The Hour, created and written by Abi Morgan, is a television drama set in the 1960s about an investigative news programme called ‘The Hour’ and the team behind it. Whilst the first season dealt with the birth of ‘The Hour’ alongside the threat of spies and double agents during the cold war era, the second season shows the effort made to keep ‘The Hour’ on air after the events of the previous season, as well as the struggle to reveal the truth about a Mafia organisation in the heart of London. The cast includes Dominic West, Ben Whishaw, Romola Garai, Oona Chaplin and Anna Chancellor whilst new members of the cast include Peter Capaldi and Tom Burke.

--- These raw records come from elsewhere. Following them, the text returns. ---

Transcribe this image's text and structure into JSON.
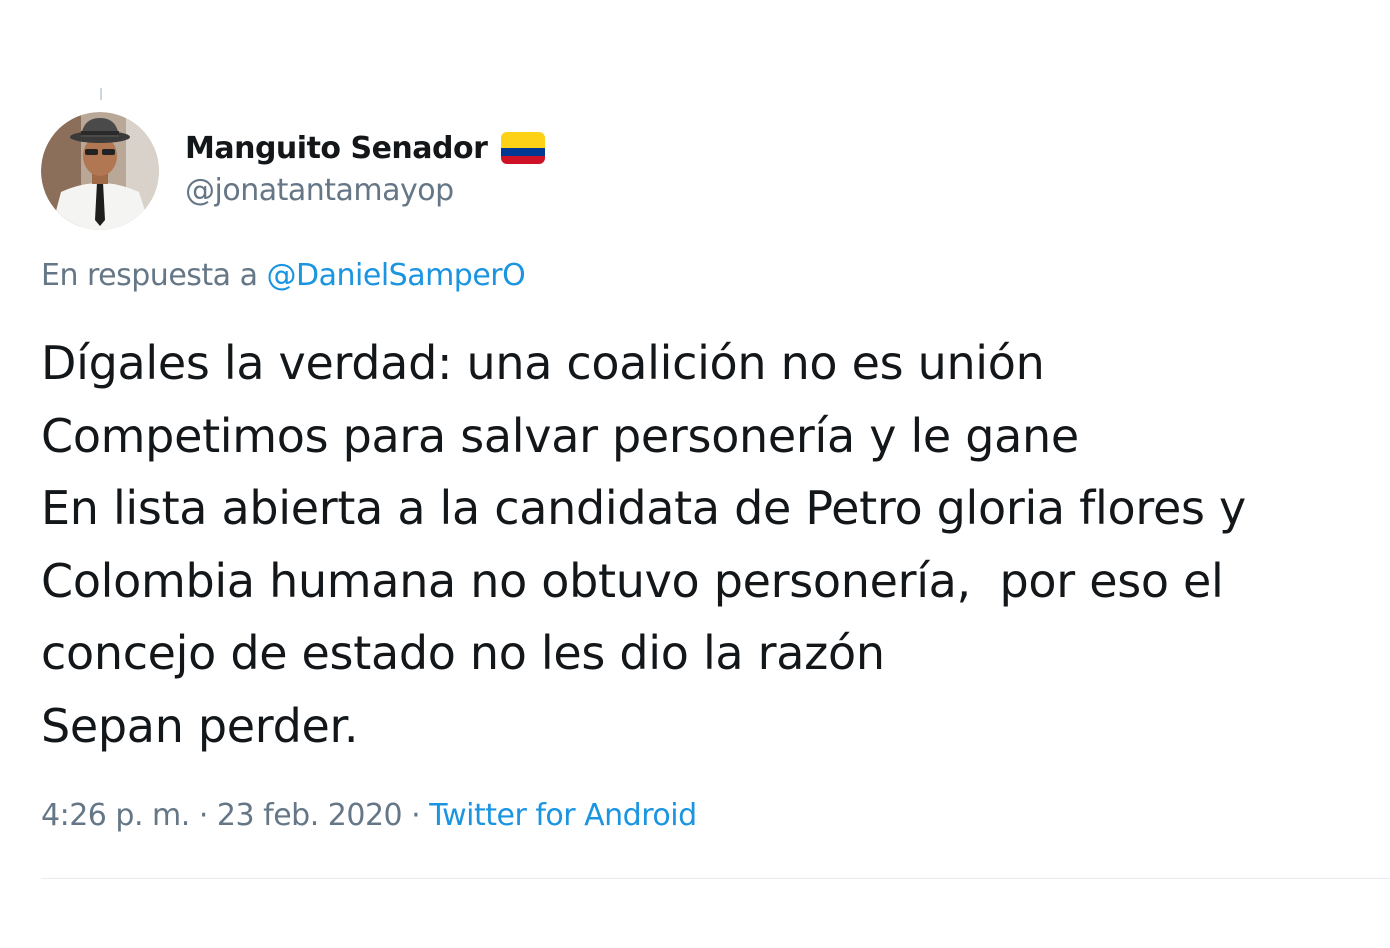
{
  "author": {
    "display_name": "Manguito Senador",
    "handle": "@jonatantamayop",
    "flag_icon": "colombia-flag-icon",
    "flag_colors": [
      "#fcd116",
      "#003893",
      "#ce1126"
    ]
  },
  "reply": {
    "prefix": "En respuesta a",
    "mention": "@DanielSamperO"
  },
  "tweet": {
    "lines": [
      "Dígales la verdad: una coalición no es unión",
      "Competimos para salvar personería y le gane",
      "En lista abierta a la candidata de Petro gloria flores y",
      "Colombia humana no obtuvo personería,  por eso el",
      "concejo de estado no les dio la razón",
      "Sepan perder."
    ]
  },
  "meta": {
    "time": "4:26 p. m.",
    "separator": "·",
    "date": "23 feb. 2020",
    "source": "Twitter for Android"
  },
  "colors": {
    "link": "#1b95e0",
    "secondary_text": "#657786",
    "primary_text": "#14171a",
    "divider": "#e6ecf0"
  }
}
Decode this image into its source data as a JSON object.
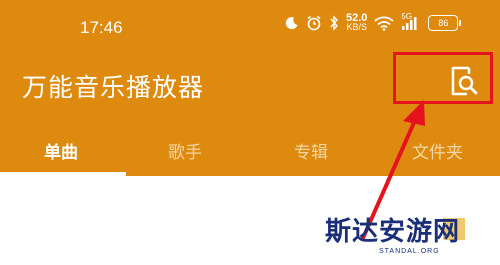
{
  "status_bar": {
    "time": "17:46",
    "net_speed_value": "52.0",
    "net_speed_unit": "KB/S",
    "signal_label": "5G",
    "battery_level": "86"
  },
  "app": {
    "title": "万能音乐播放器"
  },
  "tabs": [
    {
      "label": "单曲",
      "active": true
    },
    {
      "label": "歌手",
      "active": false
    },
    {
      "label": "专辑",
      "active": false
    },
    {
      "label": "文件夹",
      "active": false
    }
  ],
  "watermark": {
    "text": "斯达安游网",
    "sub": "STANDAL.ORG"
  },
  "colors": {
    "header": "#dd8a0f",
    "highlight": "#e5131d",
    "tab_inactive": "#f3d6a6"
  },
  "icons": {
    "search": "search-document-icon",
    "alarm": "alarm-icon",
    "bluetooth": "bluetooth-icon",
    "wifi": "wifi-icon",
    "signal": "signal-icon",
    "battery": "battery-icon",
    "moon": "moon-icon"
  }
}
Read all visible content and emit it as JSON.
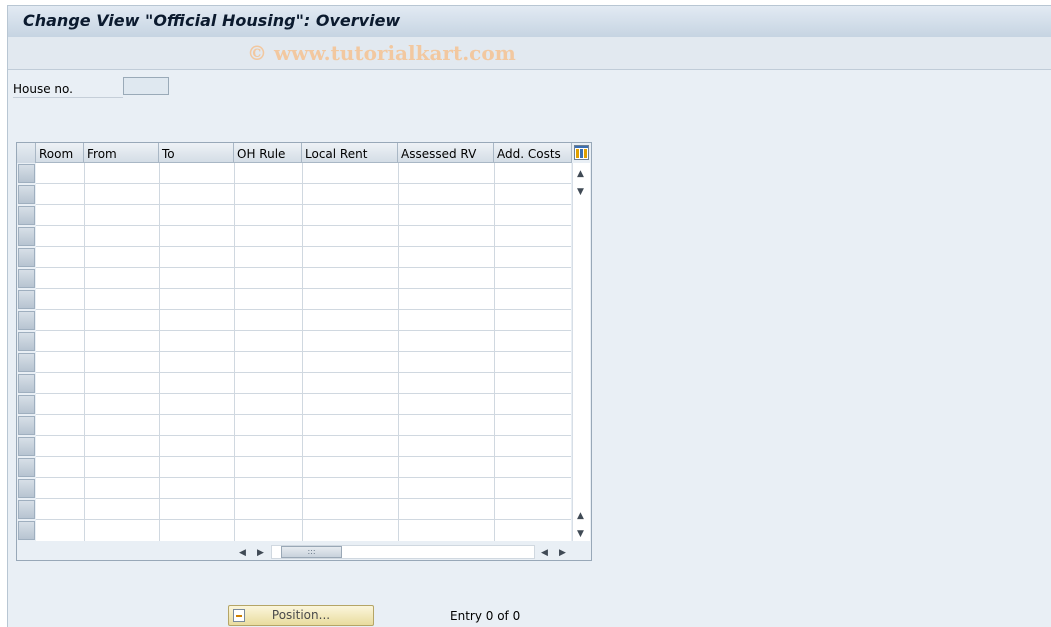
{
  "header": {
    "title": "Change View \"Official Housing\": Overview"
  },
  "watermark": "© www.tutorialkart.com",
  "form": {
    "house_label": "House no.",
    "house_value": ""
  },
  "table": {
    "columns": [
      "Room",
      "From",
      "To",
      "OH Rule",
      "Local Rent",
      "Assessed RV",
      "Add. Costs"
    ],
    "rows": []
  },
  "footer": {
    "position_label": "Position...",
    "entry_text": "Entry 0 of 0"
  },
  "icons": {
    "settings": "table-settings-icon",
    "position": "position-icon",
    "scroll_up": "▲",
    "scroll_down": "▼",
    "scroll_left": "◀",
    "scroll_right": "▶",
    "grip": ":::"
  }
}
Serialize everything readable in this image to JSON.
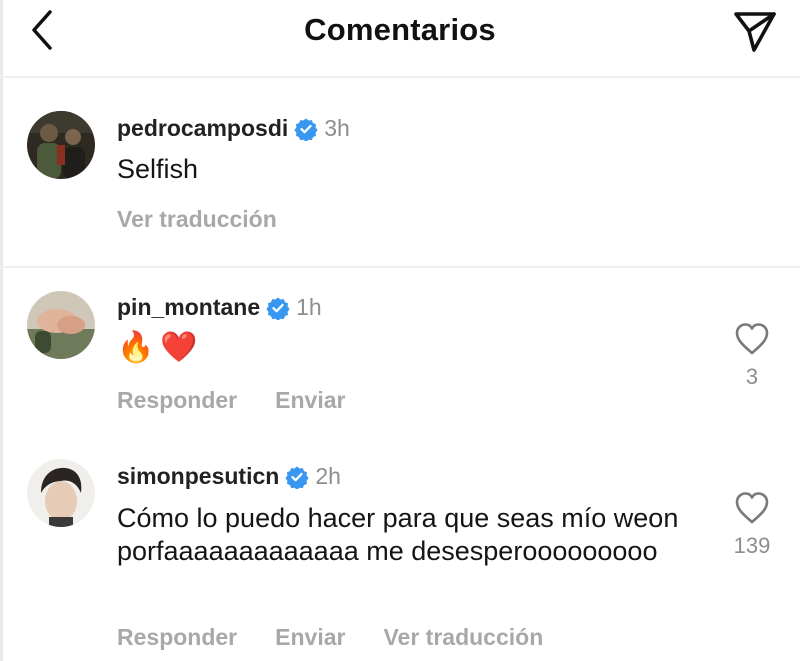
{
  "header": {
    "title": "Comentarios",
    "back_icon": "chevron-left-icon",
    "send_icon": "paper-plane-icon"
  },
  "caption": {
    "username": "pedrocamposdi",
    "verified": true,
    "time": "3h",
    "text": "Selfish",
    "translate_label": "Ver traducción"
  },
  "comments": [
    {
      "username": "pin_montane",
      "verified": true,
      "time": "1h",
      "emojis": [
        "🔥",
        "❤️"
      ],
      "reply_label": "Responder",
      "send_label": "Enviar",
      "likes": "3"
    },
    {
      "username": "simonpesuticn",
      "verified": true,
      "time": "2h",
      "text": "Cómo lo puedo hacer para que seas mío weon porfaaaaaaaaaaaaa me desesperooooooooo",
      "reply_label": "Responder",
      "send_label": "Enviar",
      "translate_label": "Ver traducción",
      "likes": "139"
    }
  ],
  "colors": {
    "verified_blue": "#3897f0",
    "secondary_text": "#8e8e8e",
    "action_text": "#a8a8a8",
    "divider": "#efefef"
  }
}
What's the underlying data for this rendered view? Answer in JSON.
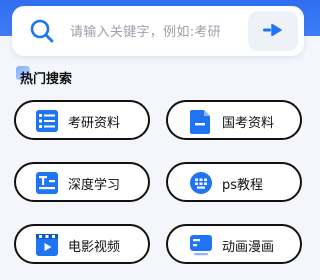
{
  "search": {
    "placeholder": "请输入关键字，例如:考研",
    "icon": "search-icon",
    "go_icon": "arrow-right-icon",
    "accent": "#2f6ff0"
  },
  "hot": {
    "title": "热门搜索"
  },
  "categories": [
    {
      "label": "考研资料",
      "icon": "list-document-icon"
    },
    {
      "label": "国考资料",
      "icon": "file-icon"
    },
    {
      "label": "深度学习",
      "icon": "text-document-icon"
    },
    {
      "label": "ps教程",
      "icon": "keypad-icon"
    },
    {
      "label": "电影视频",
      "icon": "film-icon"
    },
    {
      "label": "动画漫画",
      "icon": "tv-icon"
    }
  ],
  "colors": {
    "icon_blue": "#1f74f4",
    "header_blue": "#2f6ff0",
    "tile_border": "#111111"
  }
}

The three main characters: the anchorman Hector Madden (Dominic West), the producer Bel Rowley (Romola Garai) and the journalist Freddie Lyon (Ben Whishaw) really are the heart and soul of this show. Through their characters’ development these three actors are able to sway the viewers and evoke several emotions, mine especially. Dominic West moved me most as we were shown that there was more to his character than charm and infidelity. The supporting cast, meanwhile, are also fantastic in shaping the drama of the programme; namely Oona Chaplin, Anna Chancellor and Peter Capaldi who excelled in their roles. The joint effort of Chancellor and Capaldi as estranged lovers was a nice touch to the show. Capaldi’s performance was very moving whilst Oona Chaplin’s character’s change from doting housewife to independent women was inspirational. The success of these, and the other wonderful cast members, makes this show a strong ensemble piece.
Compared to the anticlimax of the first series, the second series of The Hour packs more than a few punches. From the offset the show is instantly intriguing and absorbing, giving little time for the audience to breathe between character development and plot twists. The show’s focus on secret organisations, political and police corruption and the throwing of Bel, Freddie and Hector in front of the firing line on more than one occasion helped achieve this. The difference in pace and storyline of this series compared to the last can of course, it seems, be linked to the fact that the first series aimed to introduce us to the characters and the concept of ‘The Hour’, giving the current series room to improve and to take the story further. What I especially liked about this season was its tackling of sensitive topics such as the blackmail of those of high authority, fascism amongst young men during the Cold War and the racial abuse faced by African Americans every day. The gravity and influence that the show might have had in reality by bringing these issues to light was very thought-provoking.
Of course The Hour wouldn’t be what it is without its incredible script, which was written by Abi Morgan (Shame, The Iron Lady). The intensity of the screenplay was both effective in building up anticipation for the next episode and moving, through either action or words. The last twenty minutes of the entire series alone made me shout at the screen and shed a few tears! I loved the cinematography of this series, as well as the first series, as the colours and execution of each shot was fantastically done, thanks to both David Luther (series 2) and Chris Seager (series 1). What I also really liked, and found rather beautiful, was the costume design, by Suzanne Cave, who seemed to capture the style of the period very well. Whilst the music by Kevin Sargent was well composed and executed, a nice touch to the soundtrack was providing each character with their own theme. All in all I feel that this series of The Hour surpassed both my expectations and the standard set by the first series, I greatly look forward to the next one.
The Hour (Series One and Two) is now available on DVD.
Written by Roxy Simons.